[Records from a data collection]
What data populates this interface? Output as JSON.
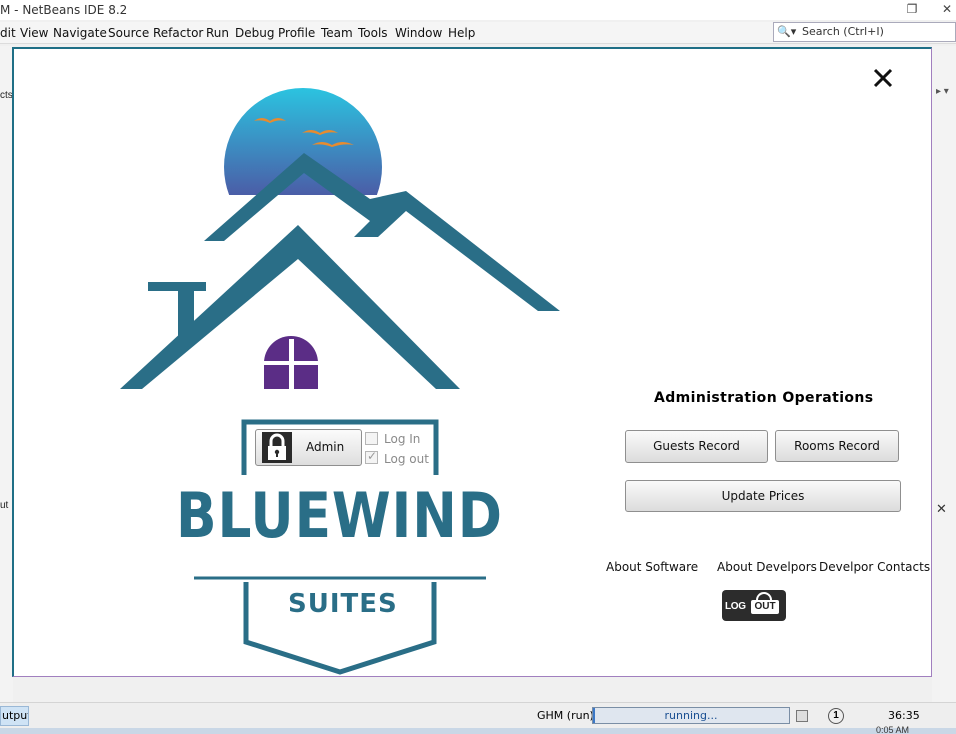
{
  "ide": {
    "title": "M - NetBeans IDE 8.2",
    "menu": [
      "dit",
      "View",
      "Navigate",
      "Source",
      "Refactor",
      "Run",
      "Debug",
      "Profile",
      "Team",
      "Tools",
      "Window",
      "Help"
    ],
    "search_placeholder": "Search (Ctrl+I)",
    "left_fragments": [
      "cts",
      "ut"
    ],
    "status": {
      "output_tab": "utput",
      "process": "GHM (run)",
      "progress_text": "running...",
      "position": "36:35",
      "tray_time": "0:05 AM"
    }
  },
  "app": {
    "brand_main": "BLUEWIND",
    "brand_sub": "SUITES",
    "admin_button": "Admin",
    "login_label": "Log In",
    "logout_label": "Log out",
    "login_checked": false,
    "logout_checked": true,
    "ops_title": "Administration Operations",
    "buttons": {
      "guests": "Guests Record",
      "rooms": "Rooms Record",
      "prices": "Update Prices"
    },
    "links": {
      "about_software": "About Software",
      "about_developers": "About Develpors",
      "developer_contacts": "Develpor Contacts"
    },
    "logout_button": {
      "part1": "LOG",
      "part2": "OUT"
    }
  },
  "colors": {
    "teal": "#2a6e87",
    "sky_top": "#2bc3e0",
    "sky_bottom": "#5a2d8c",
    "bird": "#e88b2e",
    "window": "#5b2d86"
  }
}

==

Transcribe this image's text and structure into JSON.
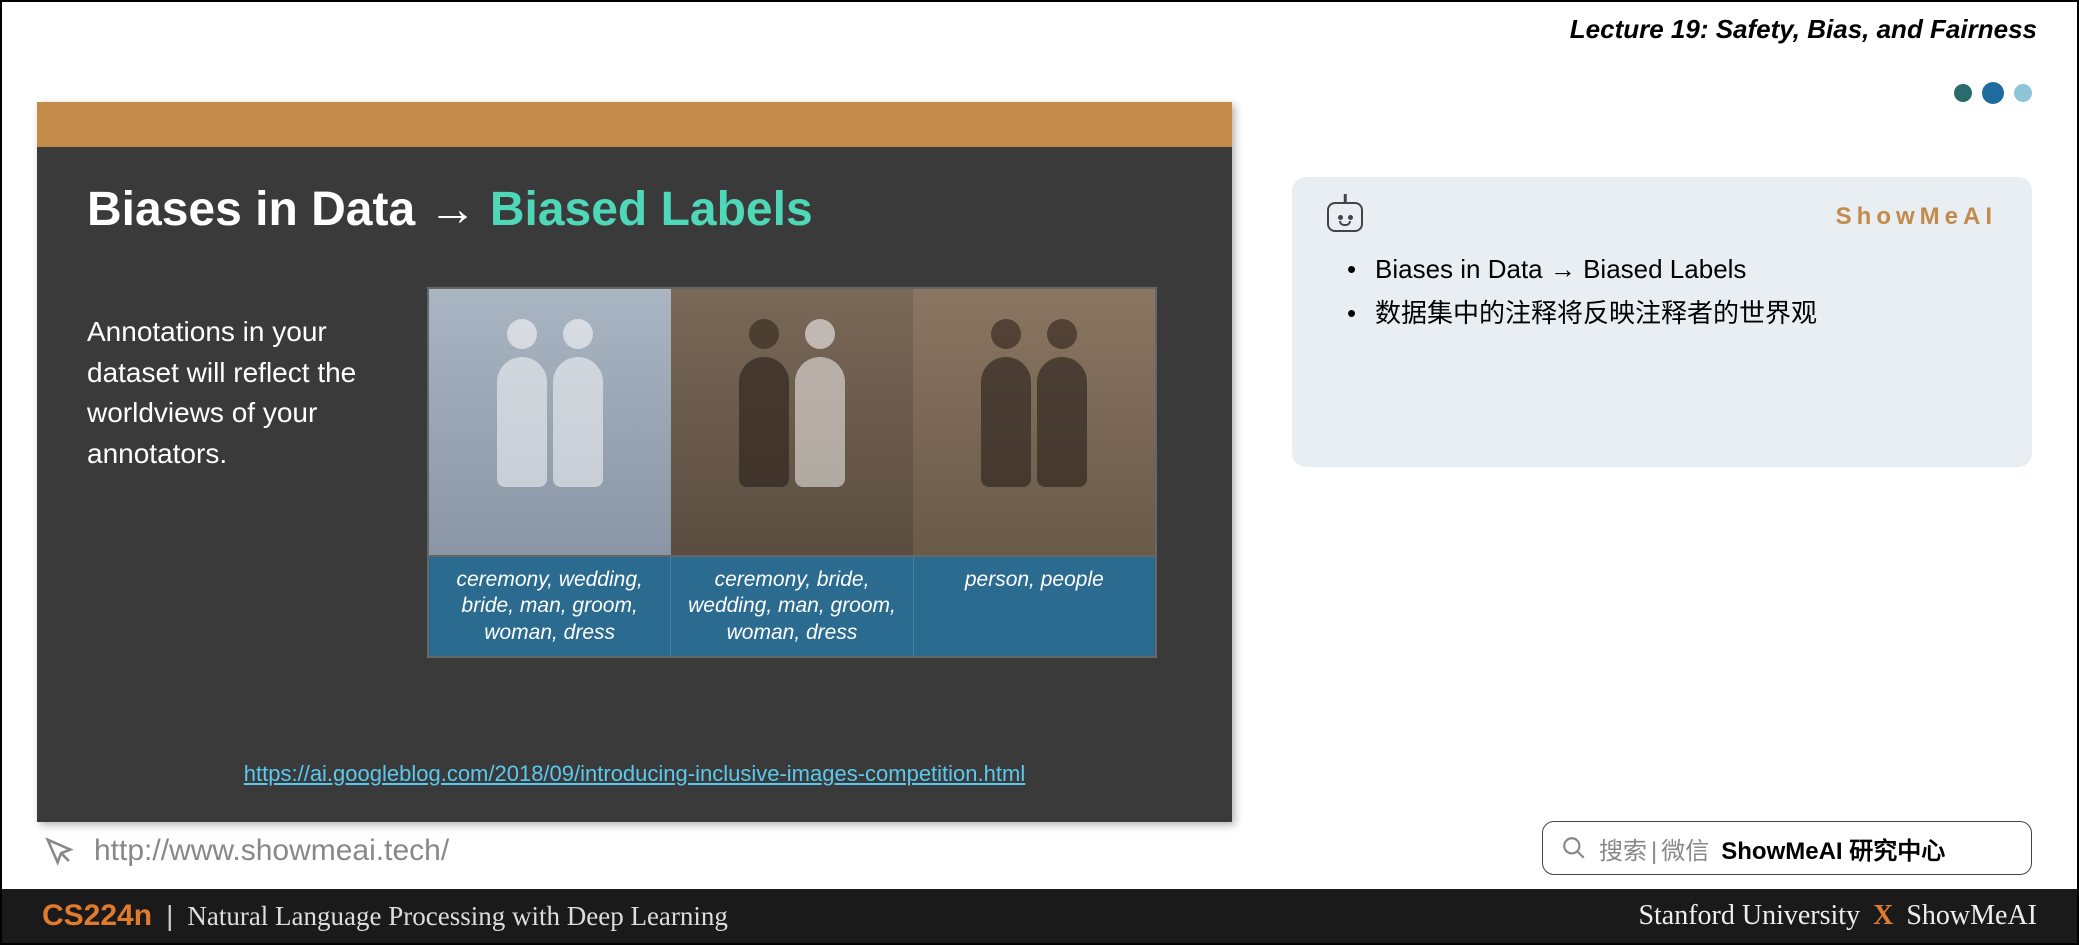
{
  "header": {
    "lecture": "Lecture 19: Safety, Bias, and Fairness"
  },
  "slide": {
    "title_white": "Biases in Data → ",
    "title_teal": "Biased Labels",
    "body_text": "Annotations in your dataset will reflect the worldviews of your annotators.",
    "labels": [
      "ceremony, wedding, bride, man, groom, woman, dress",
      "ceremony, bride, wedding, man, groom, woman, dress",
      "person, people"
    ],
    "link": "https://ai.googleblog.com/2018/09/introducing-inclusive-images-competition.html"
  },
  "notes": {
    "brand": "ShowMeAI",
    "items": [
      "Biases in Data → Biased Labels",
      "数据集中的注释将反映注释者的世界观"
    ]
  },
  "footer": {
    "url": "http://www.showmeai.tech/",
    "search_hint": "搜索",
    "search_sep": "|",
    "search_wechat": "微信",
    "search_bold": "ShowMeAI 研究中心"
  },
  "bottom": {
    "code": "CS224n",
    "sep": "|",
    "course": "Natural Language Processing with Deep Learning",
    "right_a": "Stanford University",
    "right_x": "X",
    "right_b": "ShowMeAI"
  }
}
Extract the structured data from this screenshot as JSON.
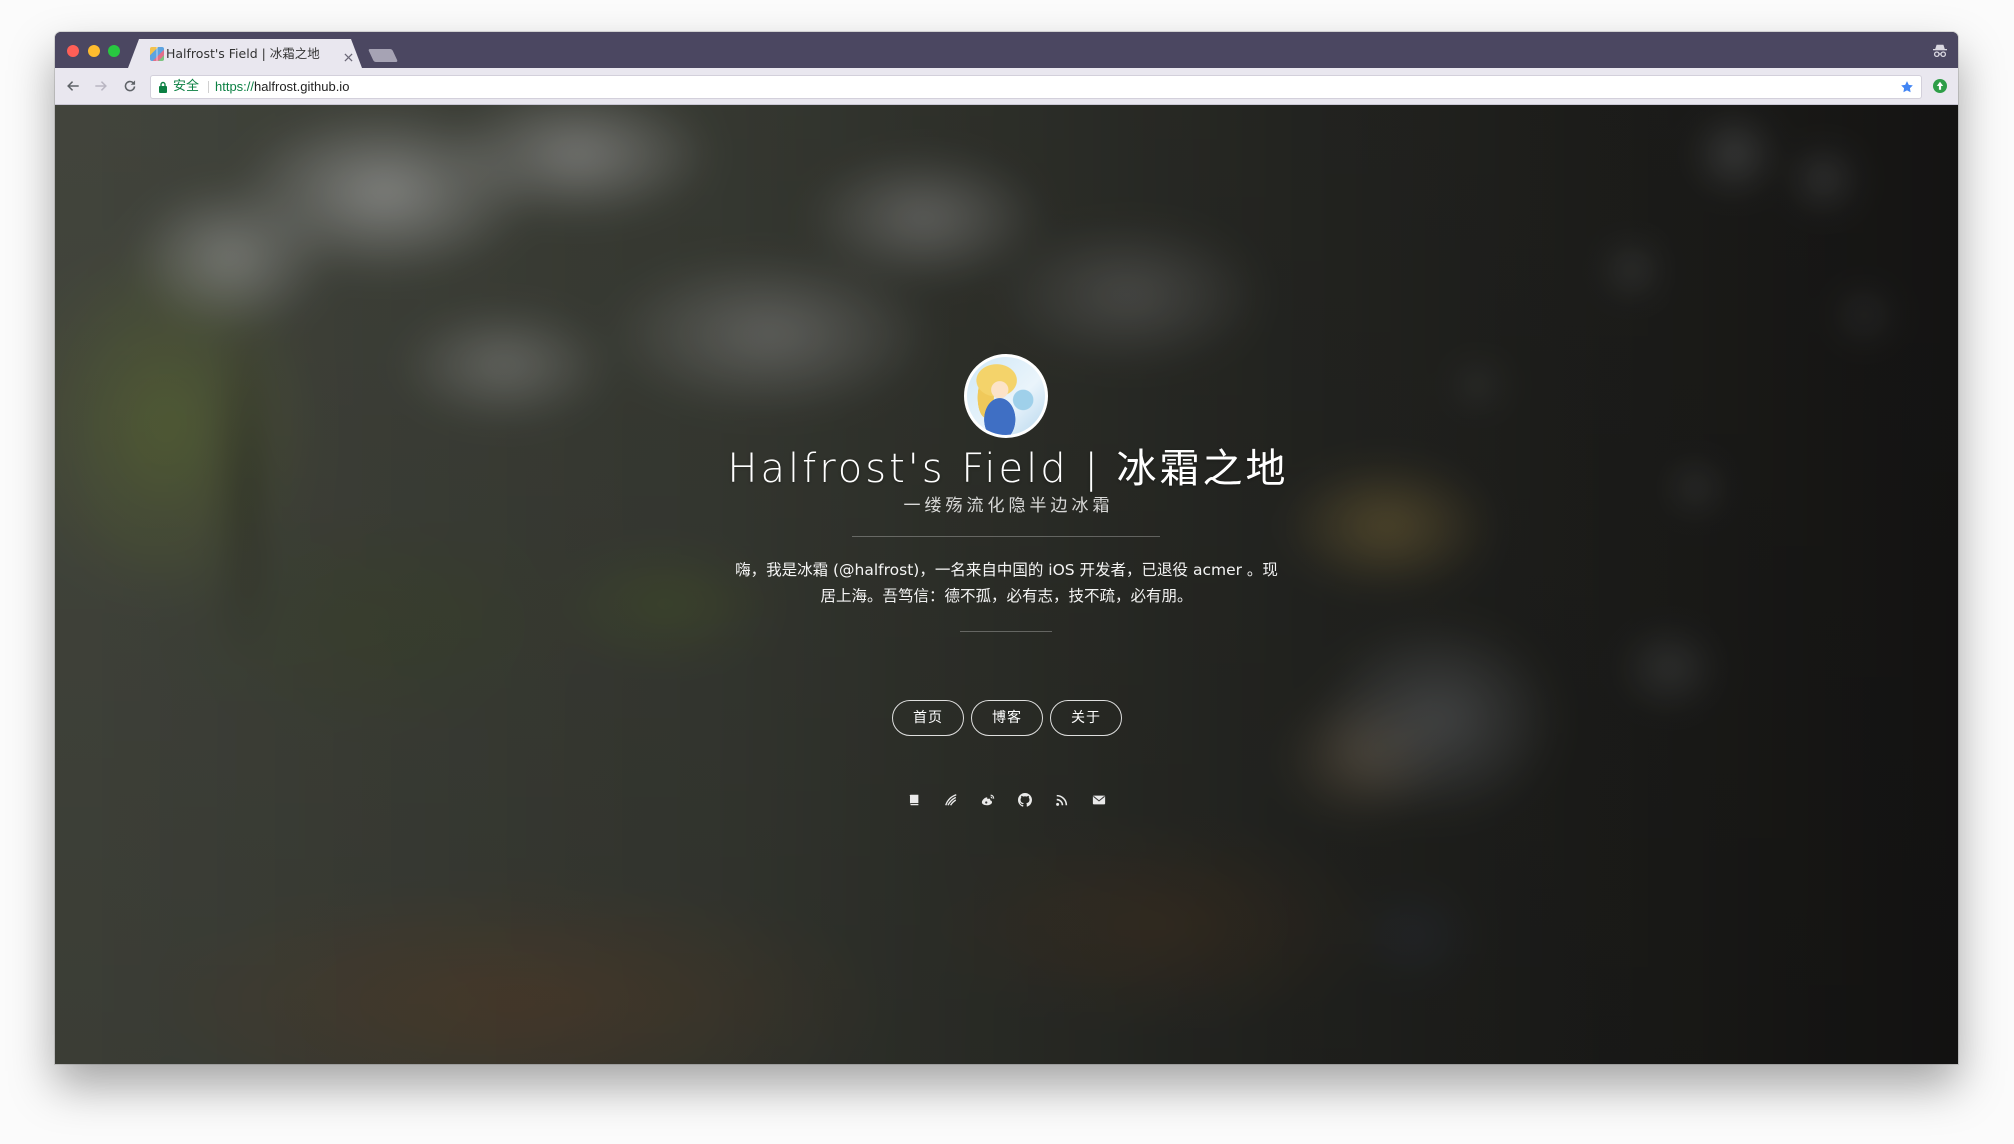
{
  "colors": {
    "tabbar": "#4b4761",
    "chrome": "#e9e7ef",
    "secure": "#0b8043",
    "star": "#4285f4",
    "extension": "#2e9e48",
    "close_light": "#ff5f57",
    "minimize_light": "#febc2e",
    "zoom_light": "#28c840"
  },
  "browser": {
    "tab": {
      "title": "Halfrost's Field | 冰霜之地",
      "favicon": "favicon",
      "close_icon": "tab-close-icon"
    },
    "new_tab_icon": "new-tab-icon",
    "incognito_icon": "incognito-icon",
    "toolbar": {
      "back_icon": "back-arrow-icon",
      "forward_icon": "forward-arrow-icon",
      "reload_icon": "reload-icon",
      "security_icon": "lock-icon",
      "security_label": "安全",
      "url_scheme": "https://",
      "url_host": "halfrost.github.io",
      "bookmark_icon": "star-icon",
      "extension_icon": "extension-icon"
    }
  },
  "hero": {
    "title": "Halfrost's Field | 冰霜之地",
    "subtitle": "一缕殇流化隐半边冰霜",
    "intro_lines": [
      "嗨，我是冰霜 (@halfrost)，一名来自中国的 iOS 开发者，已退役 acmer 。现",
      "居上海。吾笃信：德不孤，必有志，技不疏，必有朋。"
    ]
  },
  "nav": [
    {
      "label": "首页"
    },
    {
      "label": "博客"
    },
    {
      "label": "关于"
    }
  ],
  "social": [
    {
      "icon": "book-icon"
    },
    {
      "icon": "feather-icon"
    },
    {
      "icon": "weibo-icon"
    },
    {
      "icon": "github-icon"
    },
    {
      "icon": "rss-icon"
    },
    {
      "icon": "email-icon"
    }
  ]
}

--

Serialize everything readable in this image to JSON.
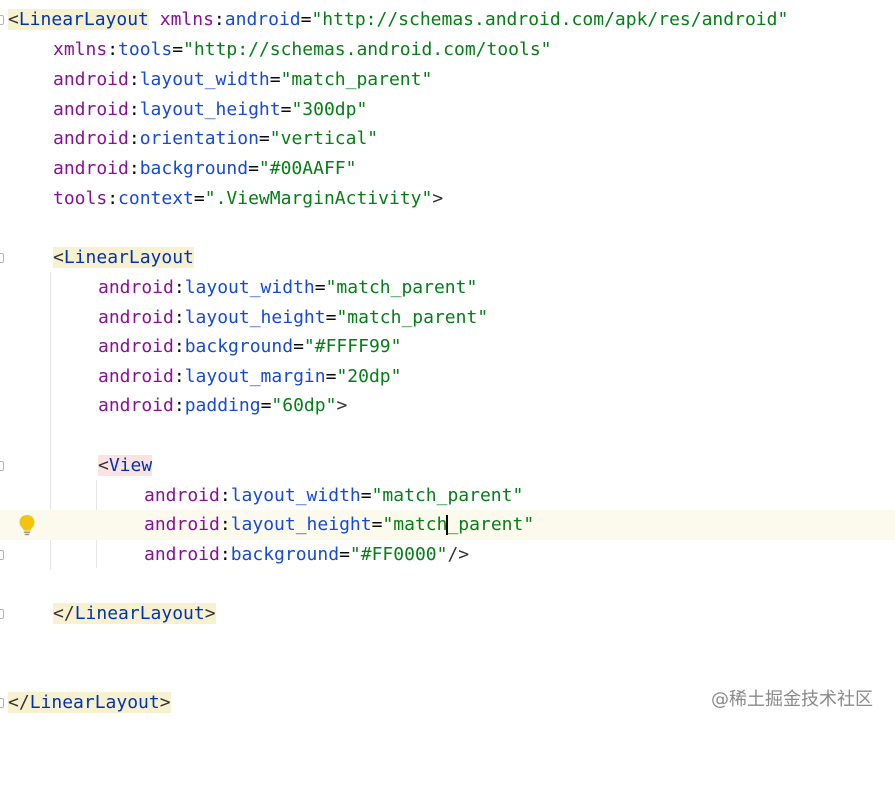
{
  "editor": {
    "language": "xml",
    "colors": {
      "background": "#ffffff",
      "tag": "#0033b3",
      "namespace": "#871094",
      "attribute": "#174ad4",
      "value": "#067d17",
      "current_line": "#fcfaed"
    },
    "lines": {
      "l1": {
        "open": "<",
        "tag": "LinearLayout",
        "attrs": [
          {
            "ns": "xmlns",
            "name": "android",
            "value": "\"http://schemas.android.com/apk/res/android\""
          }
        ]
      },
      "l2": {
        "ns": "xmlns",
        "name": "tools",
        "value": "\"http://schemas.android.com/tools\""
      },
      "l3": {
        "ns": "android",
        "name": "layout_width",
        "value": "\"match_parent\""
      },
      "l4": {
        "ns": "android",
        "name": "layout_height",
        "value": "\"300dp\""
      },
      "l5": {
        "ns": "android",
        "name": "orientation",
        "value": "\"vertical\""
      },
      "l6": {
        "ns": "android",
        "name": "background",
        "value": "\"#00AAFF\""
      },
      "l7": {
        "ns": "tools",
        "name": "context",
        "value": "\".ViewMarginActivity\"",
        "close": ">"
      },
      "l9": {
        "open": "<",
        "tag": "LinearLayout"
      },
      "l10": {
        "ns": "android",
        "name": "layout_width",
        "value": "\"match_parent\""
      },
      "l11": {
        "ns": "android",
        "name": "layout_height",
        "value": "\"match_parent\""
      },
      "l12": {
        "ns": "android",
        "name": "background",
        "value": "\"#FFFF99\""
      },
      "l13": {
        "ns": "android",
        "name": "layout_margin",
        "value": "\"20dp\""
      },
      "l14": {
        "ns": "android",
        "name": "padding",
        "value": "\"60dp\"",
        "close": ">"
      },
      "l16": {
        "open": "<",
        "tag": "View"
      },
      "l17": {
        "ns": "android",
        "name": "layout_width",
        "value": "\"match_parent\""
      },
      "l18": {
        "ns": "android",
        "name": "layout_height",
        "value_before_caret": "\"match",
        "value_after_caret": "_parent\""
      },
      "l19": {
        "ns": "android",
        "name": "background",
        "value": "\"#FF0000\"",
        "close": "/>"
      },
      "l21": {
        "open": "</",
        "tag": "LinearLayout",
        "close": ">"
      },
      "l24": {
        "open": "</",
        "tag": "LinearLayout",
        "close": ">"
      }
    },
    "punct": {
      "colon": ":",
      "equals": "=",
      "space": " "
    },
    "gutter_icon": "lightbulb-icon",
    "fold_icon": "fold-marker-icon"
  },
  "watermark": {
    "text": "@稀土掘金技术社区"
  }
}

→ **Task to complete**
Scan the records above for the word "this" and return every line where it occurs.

→ **Finished task**
What data populates this interface? Output as JSON.
Transcribe this image's text and structure into JSON.
Extract the structured data from this screenshot as JSON.
Serialize everything readable in this image to JSON.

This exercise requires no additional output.